Default default post thumbnail

Take Two’s Thanksgiving List

Have you been following Take Two’s list of things we’re thankful for this year? Family, friends, and God’s faithful provision are obvious bringers of gratitude. Our list, however, includes lesser-known objects—meat-loving critters and the big bang, to name a few. Here we add two more to our odd collection of things for which we’re thankful this and every year.


The Magic of Mathematics

Here’s a sentence I never imagined writing: I am thankful for mathematics.

Numbers were the bane of my school years. Of course, I know math permeates everyday life—I just don’t relish being tested on the subject. However, a cartoon recently opened my eyes to the true wonder of mathematics.

Walt Disney’s 1959 short Donald in Mathmagic Land explains, among other concepts, the golden section and demonstrates how it can be found in the golden rectangle and regular pentagrams and pentagons. These shapes, in turn, are visible throughout both the natural world and human achievements (such as architecture and art). And no matter where they’re found, the rules of mathematics never vary. As Donald Duck puts it, “There’s a lot more to mathematics than 2 x 2.”

RTB philosopher Kenneth Samples points out that mathematics and other nonphysical concepts require an adequate explanation for their existence. He writes in 7 Truths That Changed the World,

Since mathematics and logic (the foundations of science) have validity and provide human beings with real knowledge about the world, then these two conceptual realities cannot arise from subjective, manmade notions; they must be concerned with objective realities….The Christian theistic worldview, however, grounds these conceptual realities in the mind of an infinite, eternal, and personal spiritual being. God is the Creator of both the visible and the invisible, the source of both the sensible and the intelligible (Psalm 148:2–5; Colossians 1:16–17).

Even though algebra and geometry were rarely intelligible to this English major, I do appreciate the amazing rationality of creation. Mathematics, an inherently logical and ordered system, is woven so tightly into the very foundations of nature that it’s difficult to believe the cosmos could result from mindlessness and chaos.

Donald in Mathmagic Land closes with these words, attributed to Galileo, “Mathematics is the language with which God has written the universe.” This apt quote will stay with me this Thanksgiving as I reflect on the Creator’s purposeful design of our world.



Created to Create

As I sit and ponder the wonders of creation (a typical habit when writer’s block hits), I can’t help but think of the imago Dei (image of God). Yes, even when creative juices seem to have run dry, it’s helpful to be reminded of our distinctly human characteristics and capacities.

Scripture tells us that humans alone are made in God’s image.
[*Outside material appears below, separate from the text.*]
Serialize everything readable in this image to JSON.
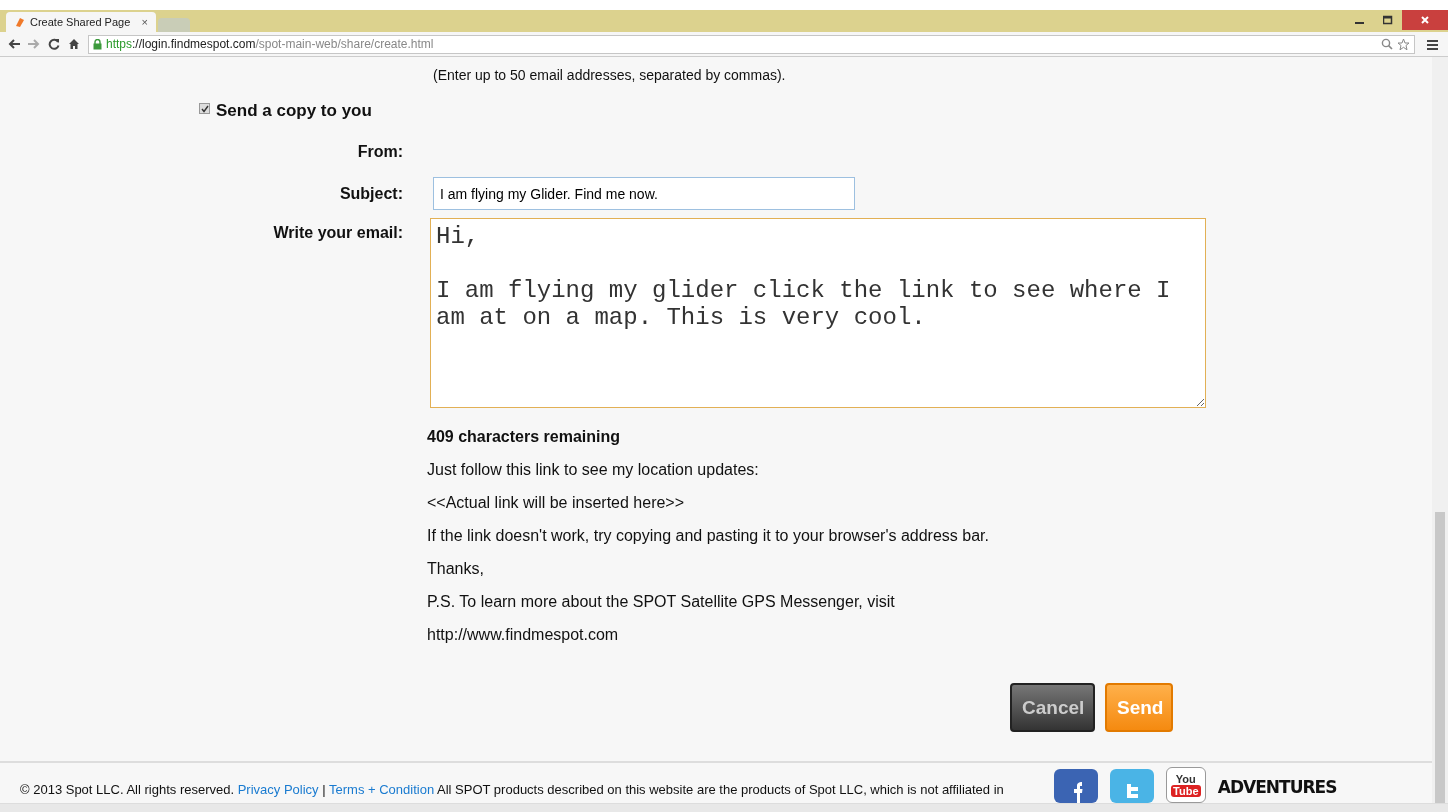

With this in mind, it’s reasonable to conclude that we would manifest His inclination toward creating. (A few other traits that separate humans from our animal friends include a spiritual and religious nature, sophisticated communicative abilities, and an awareness of time, reality, and truth.)

Nature’s record affirms humanity’s distinction from animals. According to researchers, a sudden burst of creativity emerged some 40,000 years ago (and perhaps even earlier), coinciding with the appearance and flourishing of modern humans. Biochemist Fazale Rana explains that this cultural big bang “stands in stark contrast with what one would expect from an evolutionary perspective (a gradual change over a long period of time). Yet it strengthens the biblical creation perspective that distinguishes humans from the rest of creation.”

As the crown of creation, humans are intrinsically compelled to create—be it through song, dance, or Star Wars snowflake masterpieces. And when we do, we emulate, intentionally or otherwise, the Creator.

A comment from Mark Ellis’ article about Van Gogh’s unappreciated journey with Christ helps drive home the point.

Van Gogh wanted to continue to serve God with his art, stating “…to try to understand the real significance of what the great artists, the serious masters, tell us in their masterpieces, that leads to God.”

So this Thanksgiving I’m thankful for writer’s block. Because the beautiful truth is that regardless of our talents and spiritual leanings, all of humanity—family, friends, and the guy singing loudly at the bus stop outside my office window—bears the image of God. Moreover, even when a creative drought strikes, the thirst remains and points the struggling artist to the Master.


Last call! If you’d like a free copy of RTB’s 2013 wall calendar, leave a comment below letting us know what you’re grateful for this year and we’ll pick a few of our favorites. You can also receive this calendar in appreciation for your gift to RTB in any amount. Click on the Donations page for details.